■ WHAT IS BEING ASKED ■
Work through the listing below, copying each line that carries the word "text".

--- SOURCE DATA ---

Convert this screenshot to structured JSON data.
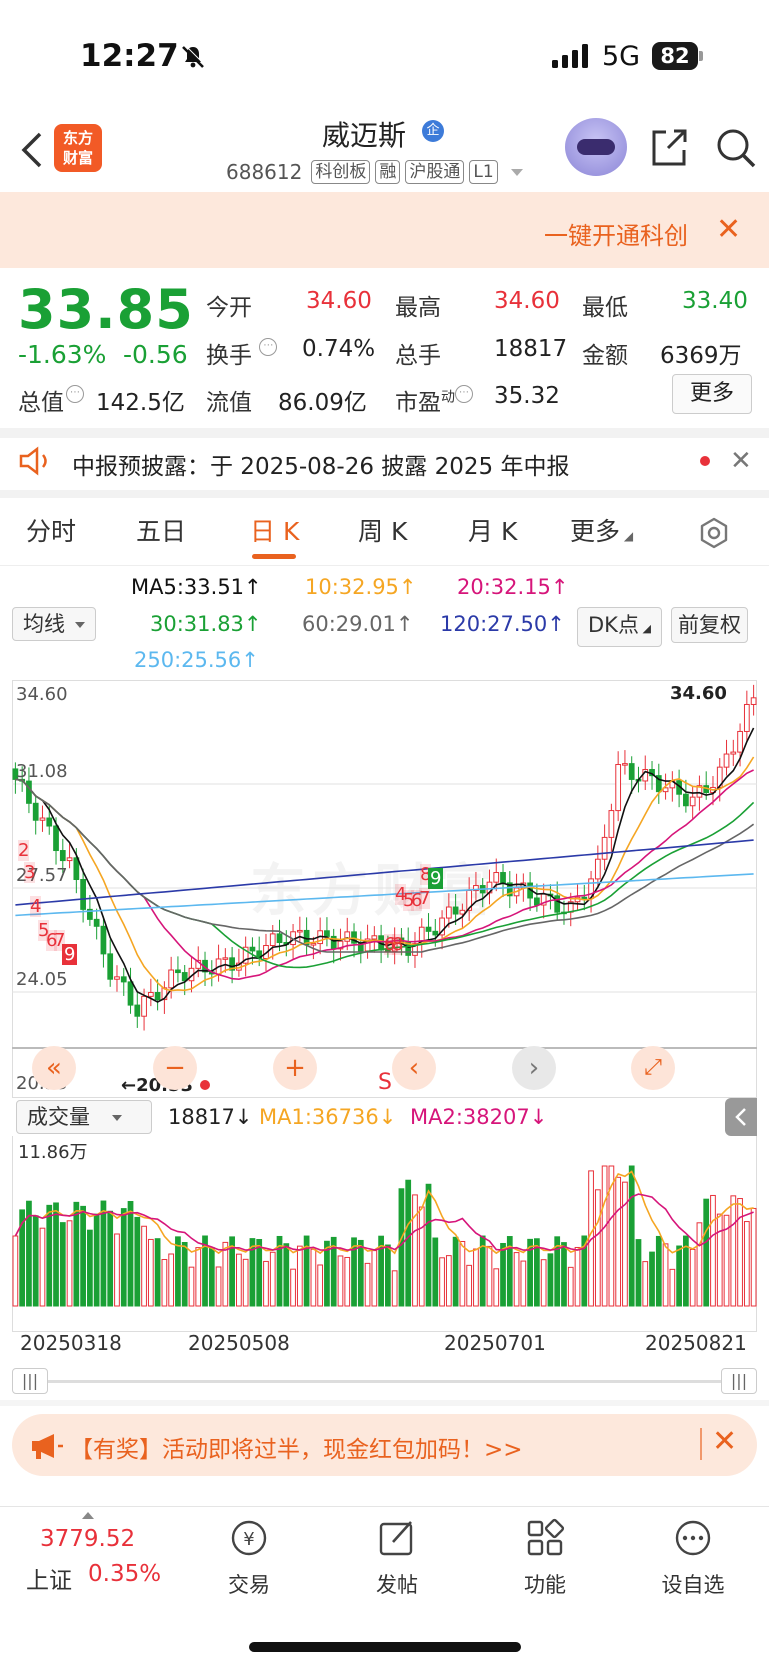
{
  "status_bar": {
    "time": "12:27",
    "network": "5G",
    "battery": "82"
  },
  "header": {
    "app_logo": "东方\n财富",
    "stock_name": "威迈斯",
    "qi_badge": "企",
    "code": "688612",
    "tags": [
      "科创板",
      "融",
      "沪股通",
      "L1"
    ]
  },
  "banner": {
    "text": "一键开通科创",
    "close": "✕"
  },
  "quote": {
    "price": "33.85",
    "change_pct": "-1.63%",
    "change": "-0.56",
    "open_label": "今开",
    "open": "34.60",
    "high_label": "最高",
    "high": "34.60",
    "low_label": "最低",
    "low": "33.40",
    "turnover_label": "换手",
    "turnover": "0.74%",
    "volume_label": "总手",
    "volume": "18817",
    "amount_label": "金额",
    "amount": "6369万",
    "mktcap_label": "总值",
    "mktcap": "142.5亿",
    "float_label": "流值",
    "float_cap": "86.09亿",
    "pe_label": "市盈",
    "pe_sup": "动",
    "pe": "35.32",
    "more": "更多"
  },
  "notice": {
    "text": "中报预披露：于 2025-08-26 披露 2025 年中报",
    "close": "✕"
  },
  "tabs": [
    "分时",
    "五日",
    "日 K",
    "周 K",
    "月 K",
    "更多"
  ],
  "active_tab": "日 K",
  "ma_legend": {
    "ma5": "MA5:33.51↑",
    "ma10": "10:32.95↑",
    "ma20": "20:32.15↑",
    "ma30": "30:31.83↑",
    "ma60": "60:29.01↑",
    "ma120": "120:27.50↑",
    "ma250": "250:25.56↑",
    "selector": "均线",
    "dk_button": "DK点",
    "adjust_button": "前复权"
  },
  "price_axis": {
    "top": "34.60",
    "l2": "31.08",
    "l3": "27.57",
    "l4": "24.05",
    "bottom": "20.53"
  },
  "price_markers": {
    "max_label": "34.60",
    "min_label": "←20.53"
  },
  "chart_badges": {
    "s_label": "S",
    "b1": "2",
    "b2": "3",
    "b3": "4",
    "b4": "5",
    "b5": "6",
    "b6": "7",
    "b7": "9",
    "b8": "8",
    "b9": "9",
    "b10": "4",
    "b11": "5",
    "b12": "6",
    "b13": "7",
    "b14": "6",
    "b15": "8"
  },
  "chart_watermark": "东方财富",
  "controls": {
    "rewind": "«",
    "zoom_out": "−",
    "zoom_in": "+",
    "prev": "‹",
    "next": "›",
    "expand": "⤢"
  },
  "volume": {
    "selector": "成交量",
    "value": "18817↓",
    "ma1": "MA1:36736↓",
    "ma2": "MA2:38207↓",
    "axis_top": "11.86万"
  },
  "dates": [
    "20250318",
    "20250508",
    "20250701",
    "20250821"
  ],
  "promo": {
    "text": "【有奖】活动即将过半，现金红包加码！>>",
    "close": "✕"
  },
  "bottom_nav": {
    "index_value": "3779.52",
    "index_name": "上证",
    "index_pct": "0.35%",
    "items": [
      "交易",
      "发帖",
      "功能",
      "设自选"
    ]
  },
  "colors": {
    "up": "#e8313a",
    "down": "#1aa035",
    "accent": "#e9621f"
  }
}
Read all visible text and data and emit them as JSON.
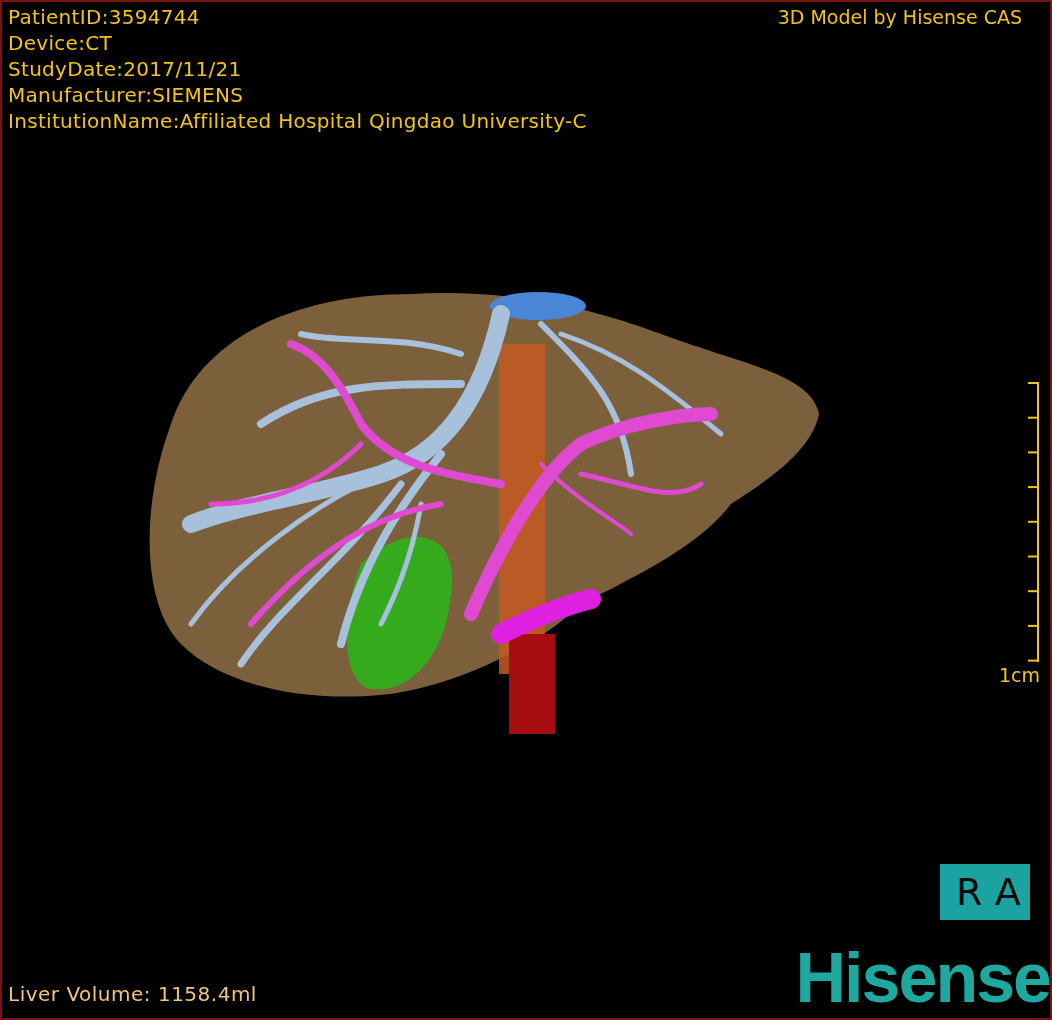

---

■ SOLUTION FOR THIS TASK ■
    "text": "一键开通科创",
    "text": "中报预披露：于 2025-08-26 披露 2025 年中报",
    "text": "【有奖】活动即将过半，现金红包加码！>>",
Read all visible text and data and emit them as JSON.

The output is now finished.